[[ PROVIDED DATA open ]]

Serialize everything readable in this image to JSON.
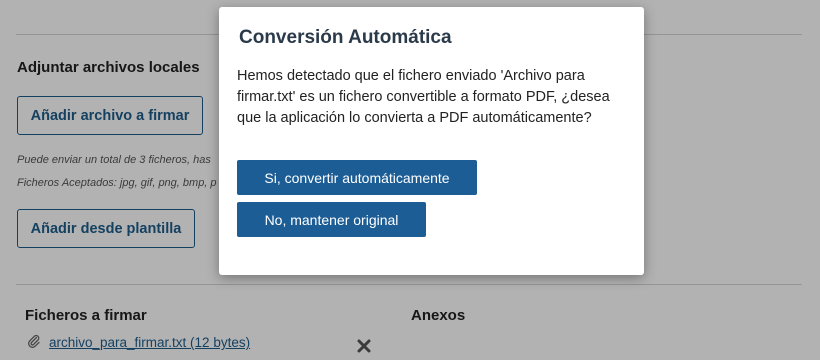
{
  "background": {
    "local_files_title": "Adjuntar archivos locales",
    "add_file_button": "Añadir archivo a firmar",
    "hint_line_1": "Puede enviar un total de 3 ficheros, has",
    "hint_line_2": "Ficheros Aceptados: jpg, gif, png, bmp, p",
    "add_template_button": "Añadir desde plantilla",
    "files_to_sign_title": "Ficheros a firmar",
    "attachments_title": "Anexos",
    "file_link": "archivo_para_firmar.txt (12 bytes)"
  },
  "modal": {
    "title": "Conversión Automática",
    "message": "Hemos detectado que el fichero enviado 'Archivo para firmar.txt' es un fichero convertible a formato PDF, ¿desea que la aplicación lo convierta a PDF automáticamente?",
    "convert_button": "Si, convertir automáticamente",
    "keep_button": "No, mantener original"
  },
  "colors": {
    "primary": "#1c5d95",
    "overlay": "rgba(0,0,0,0.30)"
  },
  "icons": {
    "attachment": "paperclip-icon",
    "remove": "close-icon"
  }
}
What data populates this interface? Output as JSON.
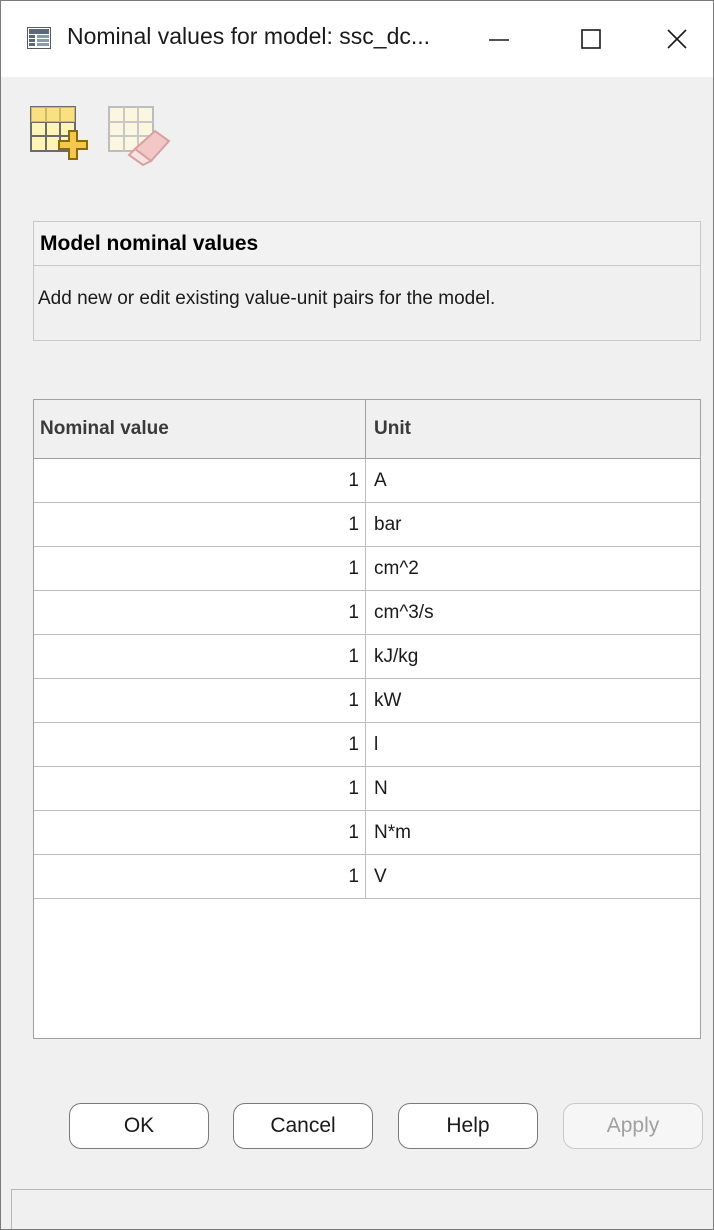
{
  "window": {
    "title": "Nominal values for model: ssc_dc...",
    "icon": "table-icon"
  },
  "toolbar": {
    "add_icon": "add-row-icon",
    "delete_icon": "delete-row-icon"
  },
  "info": {
    "heading": "Model nominal values",
    "description": "Add new or edit existing value-unit pairs for the model."
  },
  "table": {
    "headers": {
      "value": "Nominal value",
      "unit": "Unit"
    },
    "rows": [
      {
        "value": "1",
        "unit": "A"
      },
      {
        "value": "1",
        "unit": "bar"
      },
      {
        "value": "1",
        "unit": "cm^2"
      },
      {
        "value": "1",
        "unit": "cm^3/s"
      },
      {
        "value": "1",
        "unit": "kJ/kg"
      },
      {
        "value": "1",
        "unit": "kW"
      },
      {
        "value": "1",
        "unit": "l"
      },
      {
        "value": "1",
        "unit": "N"
      },
      {
        "value": "1",
        "unit": "N*m"
      },
      {
        "value": "1",
        "unit": "V"
      }
    ]
  },
  "buttons": {
    "ok": "OK",
    "cancel": "Cancel",
    "help": "Help",
    "apply": "Apply"
  }
}
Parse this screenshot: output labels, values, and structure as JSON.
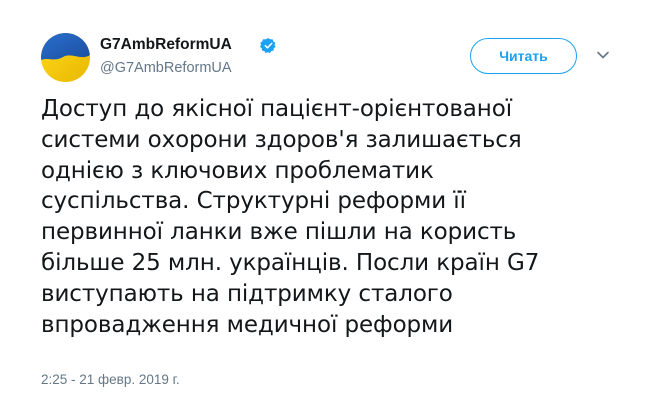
{
  "author": {
    "display_name": "G7AmbReformUA",
    "handle": "@G7AmbReformUA",
    "verified": true,
    "avatar": "ukraine-flag-avatar",
    "flag_colors": {
      "top": "#1f5fb8",
      "bottom": "#f7d117"
    }
  },
  "actions": {
    "follow_label": "Читать",
    "more_icon": "chevron-down-icon"
  },
  "tweet": {
    "lines": [
      "Доступ до якісної пацієнт-орієнтованої",
      "системи охорони здоров'я залишається",
      "однією з ключових проблематик",
      "суспільства. Структурні реформи її",
      "первинної ланки вже пішли на користь",
      "більше 25 млн. українців. Посли країн G7",
      "виступають на підтримку сталого",
      "впровадження медичної реформи"
    ],
    "timestamp": "2:25 - 21 февр. 2019 г."
  },
  "colors": {
    "accent": "#1da1f2",
    "text": "#14171a",
    "muted": "#657786"
  }
}
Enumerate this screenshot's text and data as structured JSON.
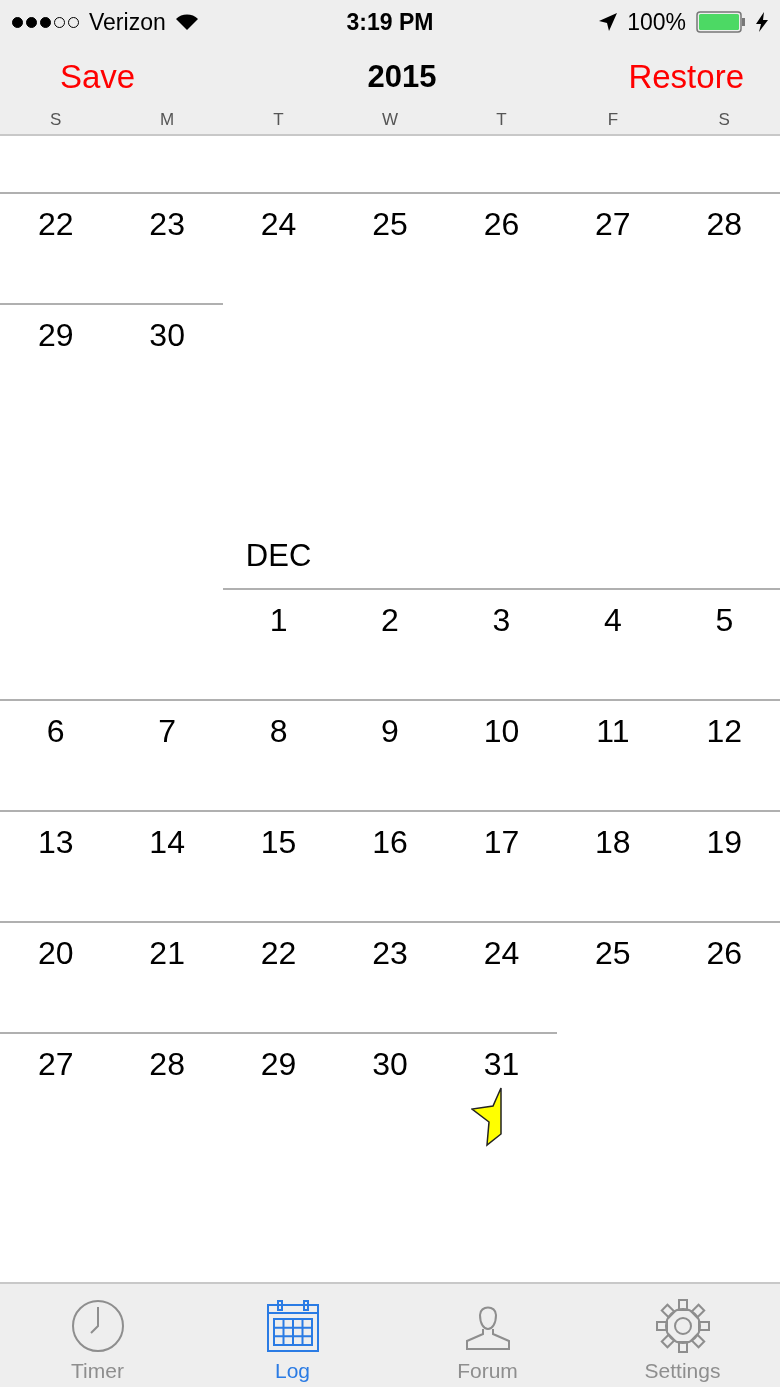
{
  "status_bar": {
    "carrier": "Verizon",
    "time": "3:19 PM",
    "battery": "100%"
  },
  "nav": {
    "left": "Save",
    "title": "2015",
    "right": "Restore"
  },
  "weekdays": [
    "S",
    "M",
    "T",
    "W",
    "T",
    "F",
    "S"
  ],
  "months": [
    {
      "weeks": [
        {
          "kind": "full",
          "days": [
            {
              "day": "22",
              "starred": false
            },
            {
              "day": "23",
              "starred": false
            },
            {
              "day": "24",
              "starred": false
            },
            {
              "day": "25",
              "starred": false
            },
            {
              "day": "26",
              "starred": false
            },
            {
              "day": "27",
              "starred": false
            },
            {
              "day": "28",
              "starred": false
            }
          ]
        },
        {
          "kind": "ends_early",
          "days": [
            {
              "day": "29",
              "starred": false
            },
            {
              "day": "30",
              "starred": false
            }
          ]
        }
      ]
    },
    {
      "label": "DEC",
      "weeks": [
        {
          "kind": "starts_late",
          "days": [
            {
              "day": "1",
              "starred": false
            },
            {
              "day": "2",
              "starred": false
            },
            {
              "day": "3",
              "starred": false
            },
            {
              "day": "4",
              "starred": false
            },
            {
              "day": "5",
              "starred": false
            }
          ]
        },
        {
          "kind": "full",
          "days": [
            {
              "day": "6",
              "starred": false
            },
            {
              "day": "7",
              "starred": false
            },
            {
              "day": "8",
              "starred": false
            },
            {
              "day": "9",
              "starred": false
            },
            {
              "day": "10",
              "starred": false
            },
            {
              "day": "11",
              "starred": false
            },
            {
              "day": "12",
              "starred": false
            }
          ]
        },
        {
          "kind": "full",
          "days": [
            {
              "day": "13",
              "starred": false
            },
            {
              "day": "14",
              "starred": false
            },
            {
              "day": "15",
              "starred": false
            },
            {
              "day": "16",
              "starred": false
            },
            {
              "day": "17",
              "starred": false
            },
            {
              "day": "18",
              "starred": false
            },
            {
              "day": "19",
              "starred": false
            }
          ]
        },
        {
          "kind": "full",
          "days": [
            {
              "day": "20",
              "starred": false
            },
            {
              "day": "21",
              "starred": false
            },
            {
              "day": "22",
              "starred": false
            },
            {
              "day": "23",
              "starred": false
            },
            {
              "day": "24",
              "starred": false
            },
            {
              "day": "25",
              "starred": false
            },
            {
              "day": "26",
              "starred": false
            }
          ]
        },
        {
          "kind": "ends_early",
          "days": [
            {
              "day": "27",
              "starred": false
            },
            {
              "day": "28",
              "starred": false
            },
            {
              "day": "29",
              "starred": false
            },
            {
              "day": "30",
              "starred": false
            },
            {
              "day": "31",
              "starred": true
            }
          ]
        }
      ]
    }
  ],
  "tabs": [
    {
      "kind": "clock",
      "label": "Timer",
      "selected": false
    },
    {
      "kind": "calendar",
      "label": "Log",
      "selected": true
    },
    {
      "kind": "person",
      "label": "Forum",
      "selected": false
    },
    {
      "kind": "gear",
      "label": "Settings",
      "selected": false
    }
  ]
}
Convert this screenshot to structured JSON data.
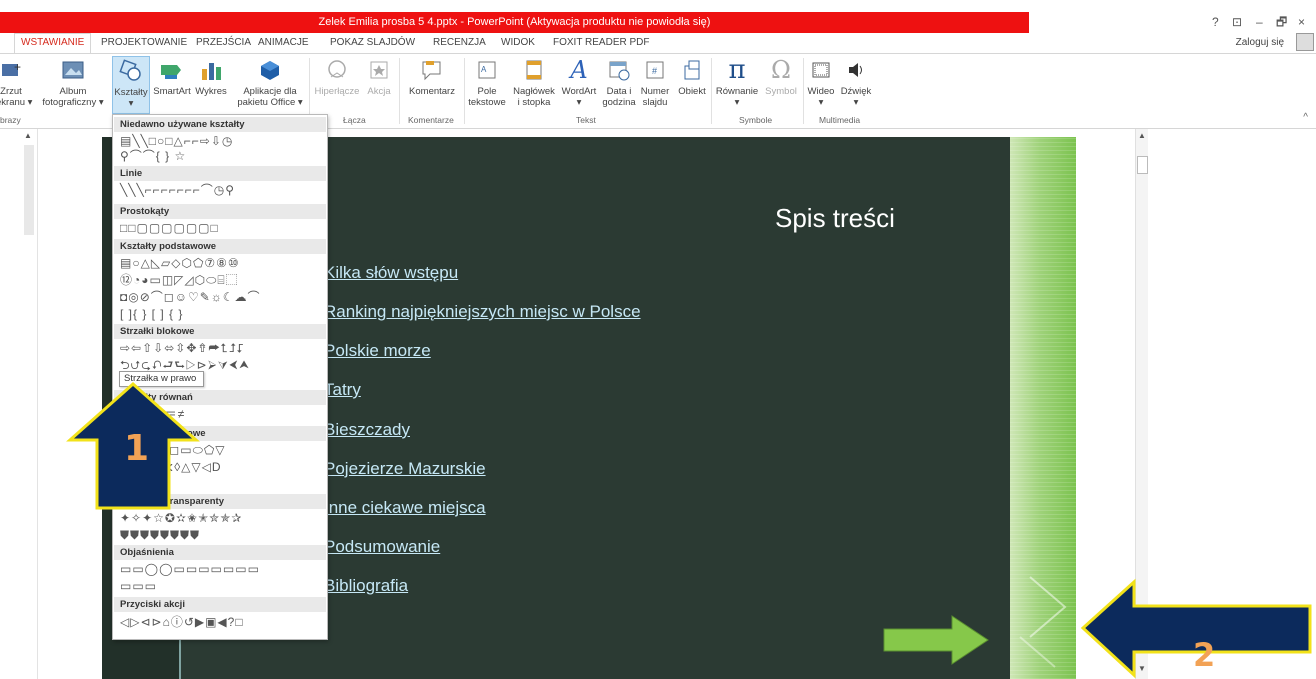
{
  "window": {
    "title": "Zelek Emilia prosba 5 4.pptx - PowerPoint (Aktywacja produktu nie powiodła się)",
    "controls": [
      "?",
      "⊡",
      "–",
      "🗗",
      "×"
    ]
  },
  "tabs": [
    "WSTAWIANIE",
    "PROJEKTOWANIE",
    "PRZEJŚCIA",
    "ANIMACJE",
    "POKAZ SLAJDÓW",
    "RECENZJA",
    "WIDOK",
    "FOXIT READER PDF"
  ],
  "login": "Zaloguj się",
  "ribbon": {
    "buttons": [
      {
        "label": "Zrzut\nekranu ▾",
        "icon": "screenshot-icon"
      },
      {
        "label": "Album\nfotograficzny ▾",
        "icon": "photo-album-icon"
      },
      {
        "label": "Kształty\n▾",
        "icon": "shapes-icon"
      },
      {
        "label": "SmartArt",
        "icon": "smartart-icon"
      },
      {
        "label": "Wykres",
        "icon": "chart-icon"
      },
      {
        "label": "Aplikacje dla\npakietu Office ▾",
        "icon": "office-apps-icon"
      },
      {
        "label": "Hiperłącze",
        "icon": "hyperlink-icon"
      },
      {
        "label": "Akcja",
        "icon": "action-icon"
      },
      {
        "label": "Komentarz",
        "icon": "comment-icon"
      },
      {
        "label": "Pole\ntekstowe",
        "icon": "textbox-icon"
      },
      {
        "label": "Nagłówek\ni stopka",
        "icon": "header-footer-icon"
      },
      {
        "label": "WordArt\n▾",
        "icon": "wordart-icon"
      },
      {
        "label": "Data i\ngodzina",
        "icon": "date-time-icon"
      },
      {
        "label": "Numer\nslajdu",
        "icon": "slide-number-icon"
      },
      {
        "label": "Obiekt",
        "icon": "object-icon"
      },
      {
        "label": "Równanie\n▾",
        "icon": "equation-icon"
      },
      {
        "label": "Symbol",
        "icon": "symbol-icon"
      },
      {
        "label": "Wideo\n▾",
        "icon": "video-icon"
      },
      {
        "label": "Dźwięk\n▾",
        "icon": "audio-icon"
      }
    ],
    "groups": [
      "brazy",
      "Łącza",
      "Komentarze",
      "Tekst",
      "Symbole",
      "Multimedia"
    ]
  },
  "slide": {
    "title": "Spis treści",
    "toc": [
      "Kilka słów wstępu",
      "Ranking najpiękniejszych miejsc w Polsce",
      "Polskie morze",
      "Tatry",
      "Bieszczady",
      "Pojezierze Mazurskie",
      "Inne ciekawe miejsca",
      "Podsumowanie",
      "Bibliografia"
    ]
  },
  "shapes_menu": {
    "sections": [
      {
        "header": "Niedawno używane kształty",
        "rows": [
          "▤╲╲□○□△⌐⌐⇨⇩◷",
          "⚲⌒⌒{ } ☆"
        ]
      },
      {
        "header": "Linie",
        "rows": [
          "╲╲╲⌐⌐⌐⌐⌐⌐⌐⌒◷⚲"
        ]
      },
      {
        "header": "Prostokąty",
        "rows": [
          "□□▢▢▢▢▢▢□"
        ]
      },
      {
        "header": "Kształty podstawowe",
        "rows": [
          "▤○△◺▱◇⬡⬠⑦⑧⑩",
          "⑫◔◕▭◫◸◿⬡⬭⌸⬚",
          "◘◎⊘⌒◻☺♡✎☼☾☁⌒",
          "[ ]{ } [ ] { }"
        ]
      },
      {
        "header": "Strzałki blokowe",
        "rows": [
          "⇨⇦⇧⇩⬄⇳✥⇮⮫⮤⮥⮦",
          "⮌⮍⮎⮏⮐⮑▷⊳⮚⮛⮜⮝"
        ]
      },
      {
        "header": "Kształty równań",
        "rows": [
          "＋－✕÷＝≠"
        ]
      },
      {
        "header": "Schematy blokowe",
        "rows": [
          "□◇▱□◫◻▭⬭⬠▽",
          "○◯⊗⊕⧖◊△▽◁D",
          "◯⬭"
        ]
      },
      {
        "header": "Gwiazdy i transparenty",
        "rows": [
          "✦✧✦☆✪✫✬✭✮✯✰",
          "⛊⛊⛊⛊⛊⛊⛊⛊"
        ]
      },
      {
        "header": "Objaśnienia",
        "rows": [
          "▭▭◯◯▭▭▭▭▭▭▭",
          "▭▭▭"
        ]
      },
      {
        "header": "Przyciski akcji",
        "rows": [
          "◁▷⊲⊳⌂ⓘ↺▶▣◀?□"
        ]
      }
    ],
    "tooltip": "Strzałka w prawo"
  },
  "annotations": {
    "arrow_1_label": "1",
    "arrow_2_label": "2",
    "arrow_fill": "#0c2a5c",
    "arrow_outline": "#f2e21a",
    "label_color": "#f2a255",
    "green_arrow": "#86c84a"
  }
}
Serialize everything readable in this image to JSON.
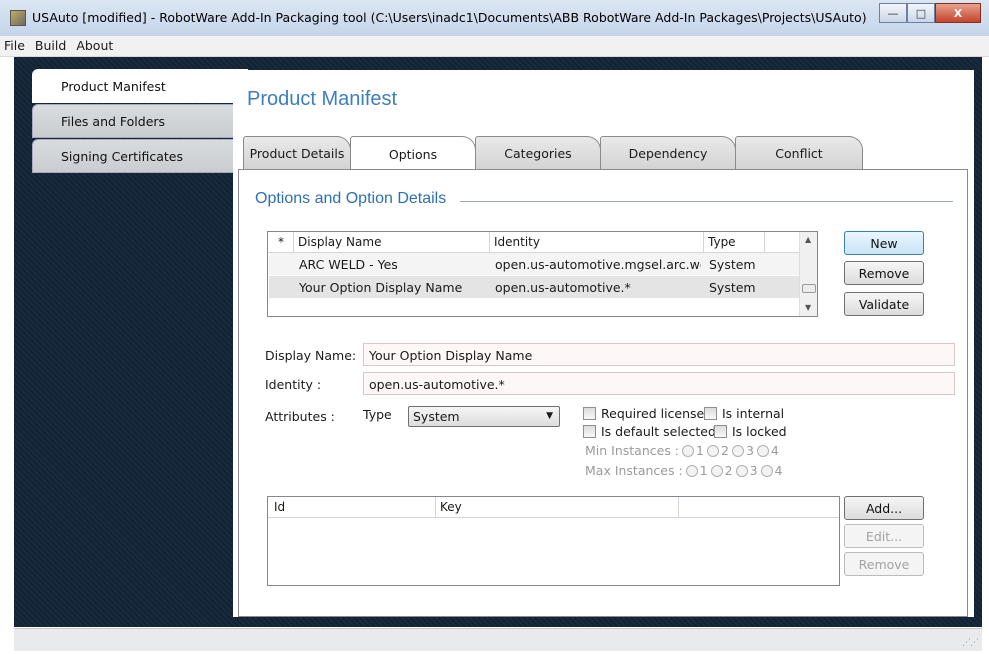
{
  "window": {
    "title": "USAuto [modified] - RobotWare Add-In Packaging tool (C:\\Users\\inadc1\\Documents\\ABB RobotWare Add-In Packages\\Projects\\USAuto)",
    "controls": {
      "minimize": "—",
      "maximize": "□",
      "close": "X"
    }
  },
  "menu": [
    "File",
    "Build",
    "About"
  ],
  "nav": [
    {
      "label": "Product Manifest",
      "active": true
    },
    {
      "label": "Files and Folders",
      "active": false
    },
    {
      "label": "Signing Certificates",
      "active": false
    }
  ],
  "page_title": "Product Manifest",
  "tabs": [
    "Product Details",
    "Options",
    "Categories",
    "Dependency",
    "Conflict"
  ],
  "active_tab": "Options",
  "section_title": "Options and Option Details",
  "options_grid": {
    "columns": [
      "*",
      "Display Name",
      "Identity",
      "Type"
    ],
    "rows": [
      {
        "display_name": "ARC WELD - Yes",
        "identity": "open.us-automotive.mgsel.arc.weld",
        "type": "System"
      },
      {
        "display_name": "Your Option Display Name",
        "identity": "open.us-automotive.*",
        "type": "System"
      }
    ]
  },
  "grid_buttons": {
    "new": "New",
    "remove": "Remove",
    "validate": "Validate"
  },
  "form": {
    "display_name_label": "Display Name:",
    "display_name_value": "Your Option Display Name",
    "identity_label": "Identity :",
    "identity_value": "open.us-automotive.*",
    "attributes_label": "Attributes :",
    "type_label": "Type",
    "type_value": "System",
    "required_license": "Required license",
    "is_internal": "Is internal",
    "is_default_selected": "Is default selected",
    "is_locked": "Is locked",
    "min_instances_label": "Min Instances :",
    "max_instances_label": "Max Instances :",
    "instance_options": [
      "1",
      "2",
      "3",
      "4"
    ]
  },
  "keys_grid": {
    "columns": [
      "Id",
      "Key"
    ]
  },
  "keys_buttons": {
    "add": "Add...",
    "edit": "Edit...",
    "remove": "Remove"
  },
  "colors": {
    "accent": "#3b7ec0",
    "frame_bg": "#122336",
    "tab_border": "#8a8a8a"
  },
  "icons": [
    "app-icon",
    "minimize-icon",
    "maximize-icon",
    "close-icon",
    "scroll-up-icon",
    "scroll-down-icon",
    "dropdown-arrow-icon",
    "resize-grip-icon"
  ]
}
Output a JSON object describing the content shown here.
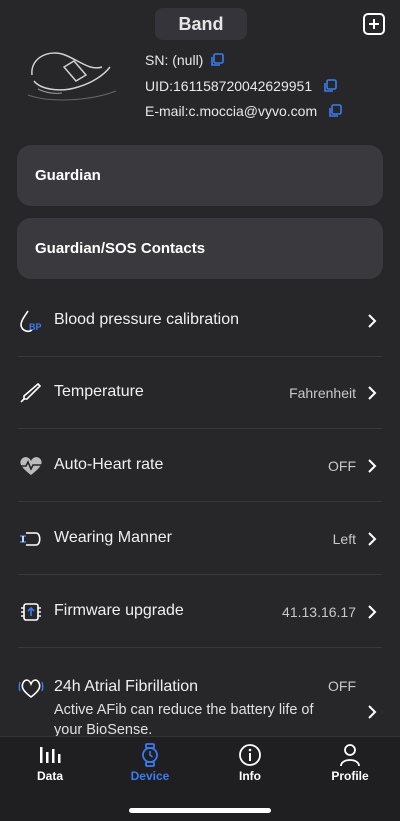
{
  "header": {
    "title": "Band"
  },
  "device_info": {
    "sn": "SN: (null)",
    "uid": "UID:161158720042629951",
    "email": "E-mail:c.moccia@vyvo.com"
  },
  "cards": [
    {
      "label": "Guardian"
    },
    {
      "label": "Guardian/SOS Contacts"
    }
  ],
  "settings": [
    {
      "label": "Blood pressure calibration",
      "value": "",
      "icon": "blood-pressure-icon"
    },
    {
      "label": "Temperature",
      "value": "Fahrenheit",
      "icon": "thermometer-icon"
    },
    {
      "label": "Auto-Heart rate",
      "value": "OFF",
      "icon": "heart-rate-icon"
    },
    {
      "label": "Wearing Manner",
      "value": "Left",
      "icon": "wristband-icon"
    },
    {
      "label": "Firmware upgrade",
      "value": "41.13.16.17",
      "icon": "chip-icon"
    },
    {
      "label": "24h Atrial Fibrillation",
      "value": "OFF",
      "icon": "afib-heart-icon",
      "description": "Active AFib can reduce the battery life of your BioSense."
    }
  ],
  "tabs": [
    {
      "label": "Data",
      "icon": "bar-chart-icon",
      "active": false
    },
    {
      "label": "Device",
      "icon": "watch-icon",
      "active": true
    },
    {
      "label": "Info",
      "icon": "info-icon",
      "active": false
    },
    {
      "label": "Profile",
      "icon": "person-icon",
      "active": false
    }
  ],
  "colors": {
    "accent": "#3b7cf0",
    "background": "#27272a",
    "card": "#3a3a3e"
  }
}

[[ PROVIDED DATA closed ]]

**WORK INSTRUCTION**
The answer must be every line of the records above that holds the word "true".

**EXERCISE RESULT**
    "verified": true,
              "starred": true
      "selected": true
      "active": true
      "active": true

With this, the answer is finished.